*** Opening of RECORDS PROVIDED ***

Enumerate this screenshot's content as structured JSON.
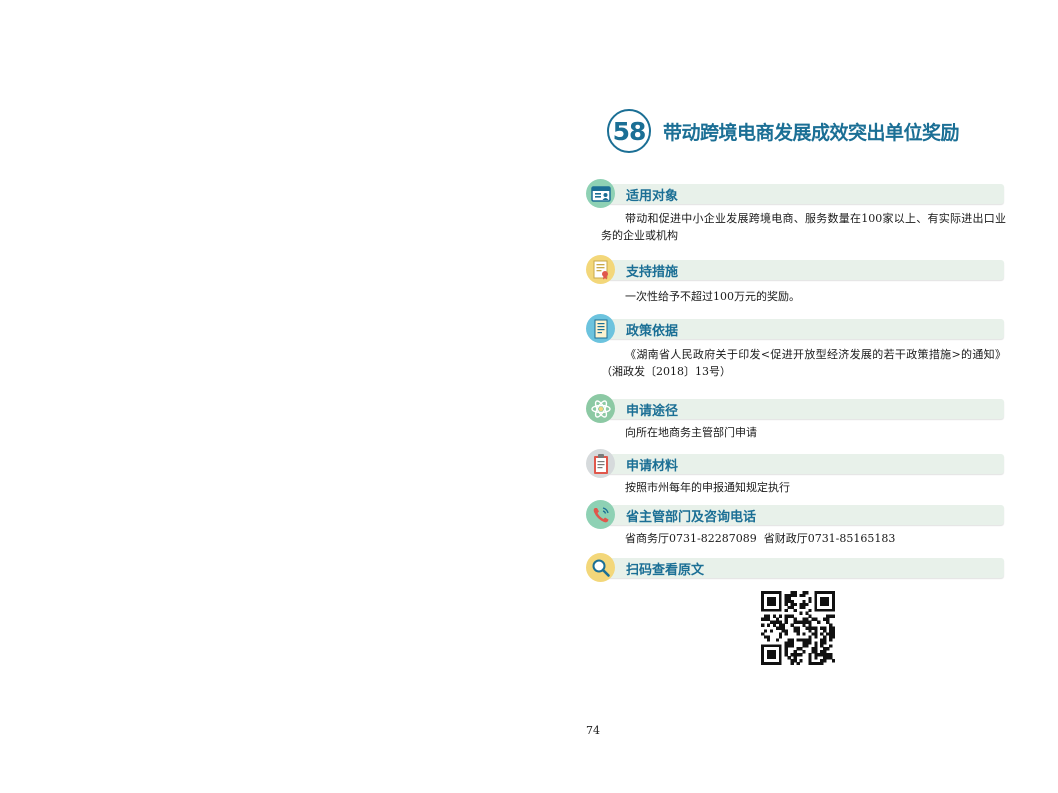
{
  "title": {
    "number": "58",
    "text": "带动跨境电商发展成效突出单位奖励"
  },
  "sections": [
    {
      "title": "适用对象",
      "body": "带动和促进中小企业发展跨境电商、服务数量在100家以上、有实际进出口业务的企业或机构",
      "icon": "id-card-icon",
      "icon_color": "#8ed1b4"
    },
    {
      "title": "支持措施",
      "body": "一次性给予不超过100万元的奖励。",
      "icon": "certificate-icon",
      "icon_color": "#f3d77a"
    },
    {
      "title": "政策依据",
      "body": "《湖南省人民政府关于印发<促进开放型经济发展的若干政策措施>的通知》（湘政发〔2018〕13号）",
      "icon": "document-icon",
      "icon_color": "#6cc3de"
    },
    {
      "title": "申请途径",
      "body": "向所在地商务主管部门申请",
      "icon": "atom-icon",
      "icon_color": "#8cc9a4"
    },
    {
      "title": "申请材料",
      "body": "按照市州每年的申报通知规定执行",
      "icon": "clipboard-icon",
      "icon_color": "#d6dadc"
    },
    {
      "title": "省主管部门及咨询电话",
      "body": "省商务厅0731-82287089  省财政厅0731-85165183",
      "icon": "phone-icon",
      "icon_color": "#8ed1b4"
    },
    {
      "title": "扫码查看原文",
      "body": "",
      "icon": "magnifier-icon",
      "icon_color": "#f3d77a"
    }
  ],
  "qr_code": "qr-code-icon",
  "page_number": "74",
  "colors": {
    "accent": "#1b6f95",
    "bar": "#e8f1ea"
  }
}
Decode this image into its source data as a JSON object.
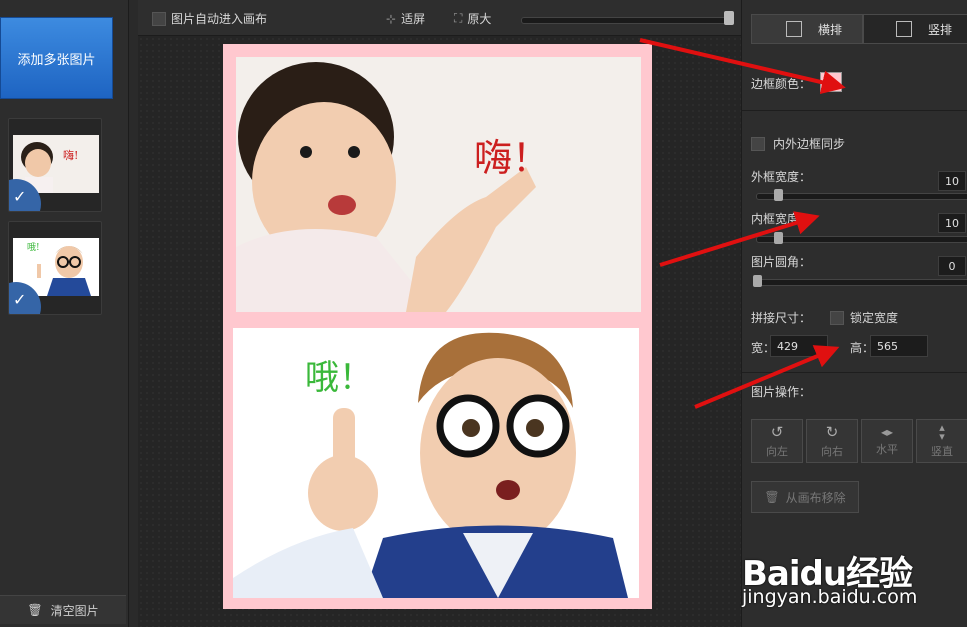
{
  "left_panel": {
    "add_button": "添加多张图片",
    "clear_button": "清空图片",
    "thumb1_text": "嗨!",
    "thumb2_text": "哦!"
  },
  "toolbar": {
    "auto_enter_canvas": "图片自动进入画布",
    "fit_screen": "适屏",
    "original_size": "原大"
  },
  "canvas": {
    "photo1_caption": "嗨！",
    "photo2_caption": "哦！",
    "border_color": "#ffc8cf"
  },
  "right_panel": {
    "tab_horizontal": "横排",
    "tab_vertical": "竖排",
    "border_color_label": "边框颜色：",
    "sync_borders_label": "内外边框同步",
    "outer_width_label": "外框宽度：",
    "outer_width_value": "10",
    "inner_width_label": "内框宽度",
    "inner_width_value": "10",
    "corner_radius_label": "图片圆角：",
    "corner_radius_value": "0",
    "size_label": "拼接尺寸：",
    "lock_width_label": "锁定宽度",
    "width_label": "宽：",
    "width_value": "429",
    "height_label": "高：",
    "height_value": "565",
    "ops_label": "图片操作：",
    "rotate_left": "向左",
    "rotate_right": "向右",
    "flip_horizontal": "水平",
    "flip_vertical": "竖直",
    "remove_from_canvas": "从画布移除"
  },
  "watermark": {
    "brand": "Baidu经验",
    "url": "jingyan.baidu.com"
  }
}
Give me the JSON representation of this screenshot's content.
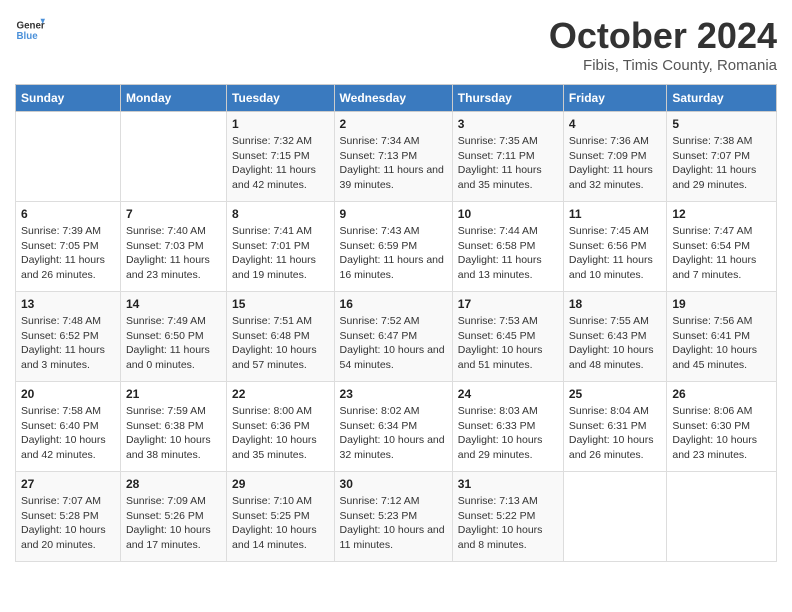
{
  "header": {
    "logo_general": "General",
    "logo_blue": "Blue",
    "month": "October 2024",
    "location": "Fibis, Timis County, Romania"
  },
  "columns": [
    "Sunday",
    "Monday",
    "Tuesday",
    "Wednesday",
    "Thursday",
    "Friday",
    "Saturday"
  ],
  "weeks": [
    [
      {
        "day": "",
        "info": ""
      },
      {
        "day": "",
        "info": ""
      },
      {
        "day": "1",
        "info": "Sunrise: 7:32 AM\nSunset: 7:15 PM\nDaylight: 11 hours and 42 minutes."
      },
      {
        "day": "2",
        "info": "Sunrise: 7:34 AM\nSunset: 7:13 PM\nDaylight: 11 hours and 39 minutes."
      },
      {
        "day": "3",
        "info": "Sunrise: 7:35 AM\nSunset: 7:11 PM\nDaylight: 11 hours and 35 minutes."
      },
      {
        "day": "4",
        "info": "Sunrise: 7:36 AM\nSunset: 7:09 PM\nDaylight: 11 hours and 32 minutes."
      },
      {
        "day": "5",
        "info": "Sunrise: 7:38 AM\nSunset: 7:07 PM\nDaylight: 11 hours and 29 minutes."
      }
    ],
    [
      {
        "day": "6",
        "info": "Sunrise: 7:39 AM\nSunset: 7:05 PM\nDaylight: 11 hours and 26 minutes."
      },
      {
        "day": "7",
        "info": "Sunrise: 7:40 AM\nSunset: 7:03 PM\nDaylight: 11 hours and 23 minutes."
      },
      {
        "day": "8",
        "info": "Sunrise: 7:41 AM\nSunset: 7:01 PM\nDaylight: 11 hours and 19 minutes."
      },
      {
        "day": "9",
        "info": "Sunrise: 7:43 AM\nSunset: 6:59 PM\nDaylight: 11 hours and 16 minutes."
      },
      {
        "day": "10",
        "info": "Sunrise: 7:44 AM\nSunset: 6:58 PM\nDaylight: 11 hours and 13 minutes."
      },
      {
        "day": "11",
        "info": "Sunrise: 7:45 AM\nSunset: 6:56 PM\nDaylight: 11 hours and 10 minutes."
      },
      {
        "day": "12",
        "info": "Sunrise: 7:47 AM\nSunset: 6:54 PM\nDaylight: 11 hours and 7 minutes."
      }
    ],
    [
      {
        "day": "13",
        "info": "Sunrise: 7:48 AM\nSunset: 6:52 PM\nDaylight: 11 hours and 3 minutes."
      },
      {
        "day": "14",
        "info": "Sunrise: 7:49 AM\nSunset: 6:50 PM\nDaylight: 11 hours and 0 minutes."
      },
      {
        "day": "15",
        "info": "Sunrise: 7:51 AM\nSunset: 6:48 PM\nDaylight: 10 hours and 57 minutes."
      },
      {
        "day": "16",
        "info": "Sunrise: 7:52 AM\nSunset: 6:47 PM\nDaylight: 10 hours and 54 minutes."
      },
      {
        "day": "17",
        "info": "Sunrise: 7:53 AM\nSunset: 6:45 PM\nDaylight: 10 hours and 51 minutes."
      },
      {
        "day": "18",
        "info": "Sunrise: 7:55 AM\nSunset: 6:43 PM\nDaylight: 10 hours and 48 minutes."
      },
      {
        "day": "19",
        "info": "Sunrise: 7:56 AM\nSunset: 6:41 PM\nDaylight: 10 hours and 45 minutes."
      }
    ],
    [
      {
        "day": "20",
        "info": "Sunrise: 7:58 AM\nSunset: 6:40 PM\nDaylight: 10 hours and 42 minutes."
      },
      {
        "day": "21",
        "info": "Sunrise: 7:59 AM\nSunset: 6:38 PM\nDaylight: 10 hours and 38 minutes."
      },
      {
        "day": "22",
        "info": "Sunrise: 8:00 AM\nSunset: 6:36 PM\nDaylight: 10 hours and 35 minutes."
      },
      {
        "day": "23",
        "info": "Sunrise: 8:02 AM\nSunset: 6:34 PM\nDaylight: 10 hours and 32 minutes."
      },
      {
        "day": "24",
        "info": "Sunrise: 8:03 AM\nSunset: 6:33 PM\nDaylight: 10 hours and 29 minutes."
      },
      {
        "day": "25",
        "info": "Sunrise: 8:04 AM\nSunset: 6:31 PM\nDaylight: 10 hours and 26 minutes."
      },
      {
        "day": "26",
        "info": "Sunrise: 8:06 AM\nSunset: 6:30 PM\nDaylight: 10 hours and 23 minutes."
      }
    ],
    [
      {
        "day": "27",
        "info": "Sunrise: 7:07 AM\nSunset: 5:28 PM\nDaylight: 10 hours and 20 minutes."
      },
      {
        "day": "28",
        "info": "Sunrise: 7:09 AM\nSunset: 5:26 PM\nDaylight: 10 hours and 17 minutes."
      },
      {
        "day": "29",
        "info": "Sunrise: 7:10 AM\nSunset: 5:25 PM\nDaylight: 10 hours and 14 minutes."
      },
      {
        "day": "30",
        "info": "Sunrise: 7:12 AM\nSunset: 5:23 PM\nDaylight: 10 hours and 11 minutes."
      },
      {
        "day": "31",
        "info": "Sunrise: 7:13 AM\nSunset: 5:22 PM\nDaylight: 10 hours and 8 minutes."
      },
      {
        "day": "",
        "info": ""
      },
      {
        "day": "",
        "info": ""
      }
    ]
  ]
}
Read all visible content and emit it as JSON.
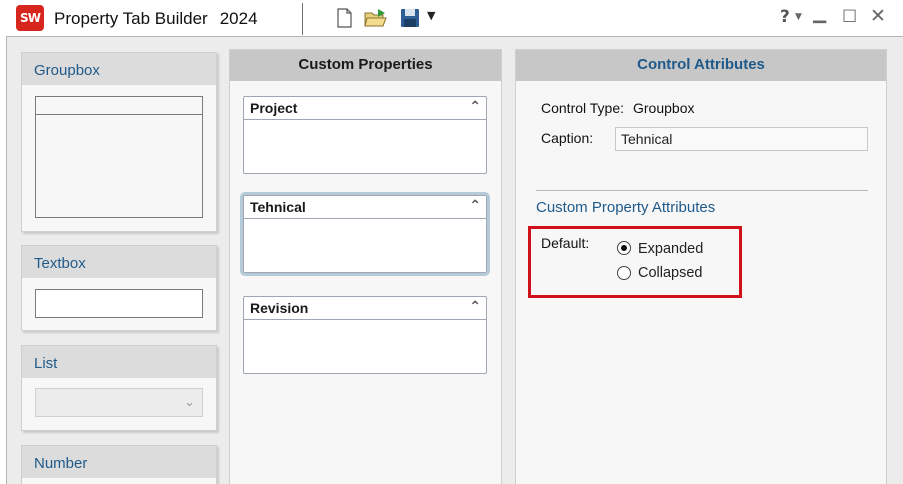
{
  "window": {
    "app_logo_text": "SW",
    "title": "Property Tab Builder",
    "year": "2024",
    "toolbar_icons": [
      "new-document-icon",
      "open-folder-icon",
      "save-icon",
      "dropdown-arrow-icon"
    ],
    "help_icon": "?",
    "controls": [
      "minimize-icon",
      "maximize-icon",
      "close-icon"
    ]
  },
  "toolbox": {
    "items": [
      {
        "label": "Groupbox"
      },
      {
        "label": "Textbox"
      },
      {
        "label": "List"
      },
      {
        "label": "Number"
      }
    ]
  },
  "custom_properties": {
    "header": "Custom Properties",
    "groups": [
      {
        "title": "Project",
        "selected": false
      },
      {
        "title": "Tehnical",
        "selected": true
      },
      {
        "title": "Revision",
        "selected": false
      }
    ]
  },
  "control_attributes": {
    "header": "Control Attributes",
    "control_type_label": "Control Type:",
    "control_type_value": "Groupbox",
    "caption_label": "Caption:",
    "caption_value": "Tehnical",
    "section_title": "Custom Property Attributes",
    "default_label": "Default:",
    "options": [
      {
        "label": "Expanded",
        "checked": true
      },
      {
        "label": "Collapsed",
        "checked": false
      }
    ],
    "highlight_color": "#d0101a"
  },
  "colors": {
    "accent_blue": "#1f5a8a",
    "logo_red": "#d7261d"
  }
}
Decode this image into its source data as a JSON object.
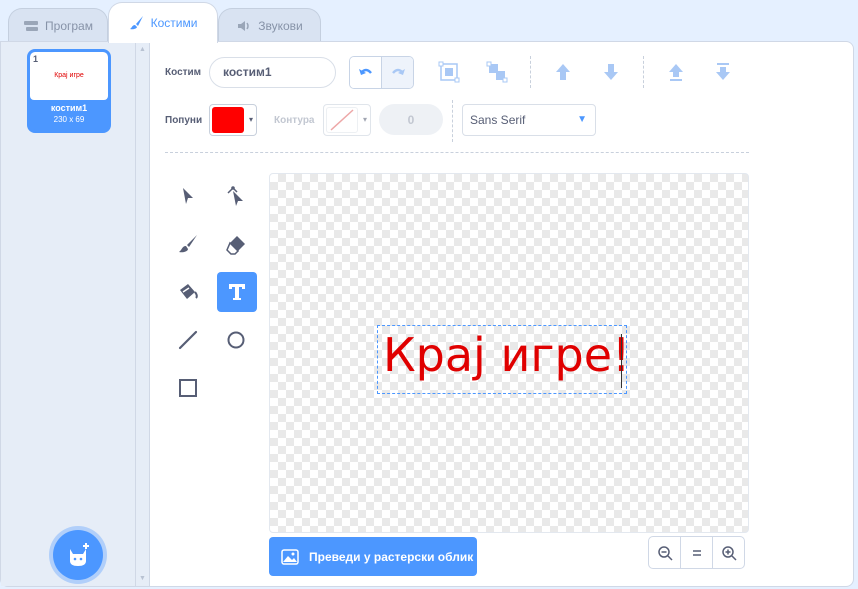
{
  "tabs": [
    {
      "label": "Програм",
      "icon": "code-icon"
    },
    {
      "label": "Костими",
      "icon": "brush-icon"
    },
    {
      "label": "Звукови",
      "icon": "speaker-icon"
    }
  ],
  "costume_list": {
    "items": [
      {
        "number": "1",
        "thumb_text": "Крај игре",
        "name": "костим1",
        "size": "230 x 69"
      }
    ],
    "add_button_icon": "cat-add-icon"
  },
  "toolbar": {
    "costume_label": "Костим",
    "costume_name": "костим1",
    "fill_label": "Попуни",
    "fill_color": "#ff0000",
    "outline_label": "Контура",
    "outline_width": "0",
    "font": "Sans Serif"
  },
  "tools": [
    {
      "name": "select-tool",
      "icon": "arrow-pointer-icon"
    },
    {
      "name": "reshape-tool",
      "icon": "reshape-icon"
    },
    {
      "name": "brush-tool",
      "icon": "brush-icon"
    },
    {
      "name": "eraser-tool",
      "icon": "eraser-icon"
    },
    {
      "name": "fill-tool",
      "icon": "paint-bucket-icon"
    },
    {
      "name": "text-tool",
      "icon": "text-icon",
      "active": true
    },
    {
      "name": "line-tool",
      "icon": "line-icon"
    },
    {
      "name": "circle-tool",
      "icon": "circle-icon"
    },
    {
      "name": "rectangle-tool",
      "icon": "rectangle-icon"
    }
  ],
  "canvas": {
    "text": "Крај игре!",
    "text_color": "#e00000"
  },
  "convert_button": "Преведи у растерски облик",
  "zoom": [
    "zoom-out-icon",
    "zoom-reset-icon",
    "zoom-in-icon"
  ],
  "colors": {
    "accent": "#4c97ff",
    "fill": "#ff0000"
  }
}
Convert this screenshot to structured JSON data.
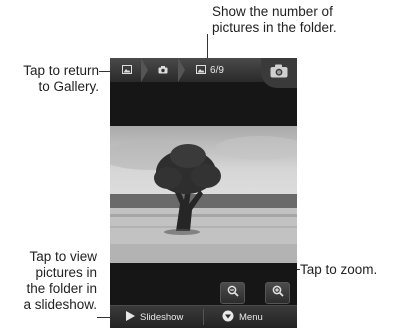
{
  "callouts": {
    "folder_count": [
      "Show the number of",
      "pictures in the folder."
    ],
    "return_gallery": [
      "Tap to return",
      "to Gallery."
    ],
    "slideshow": [
      "Tap to view",
      "pictures in",
      "the folder in",
      "a slideshow."
    ],
    "zoom": "Tap to zoom."
  },
  "topbar": {
    "breadcrumbs": [
      "gallery-icon",
      "camera-icon",
      "picture-icon"
    ],
    "count": "6/9",
    "camera_button_icon": "camera-icon"
  },
  "photo": {
    "subject": "tree-photo"
  },
  "zoom": {
    "out_icon": "zoom-out-icon",
    "in_icon": "zoom-in-icon"
  },
  "bottombar": {
    "slideshow_label": "Slideshow",
    "slideshow_icon": "play-icon",
    "menu_label": "Menu",
    "menu_icon": "menu-icon"
  },
  "colors": {
    "screen_bg": "#161616",
    "bar": "#2a2a2a",
    "text": "#e8e8e8"
  }
}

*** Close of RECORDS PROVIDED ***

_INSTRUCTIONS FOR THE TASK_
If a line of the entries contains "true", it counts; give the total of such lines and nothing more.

_TASK OUTPUT_
3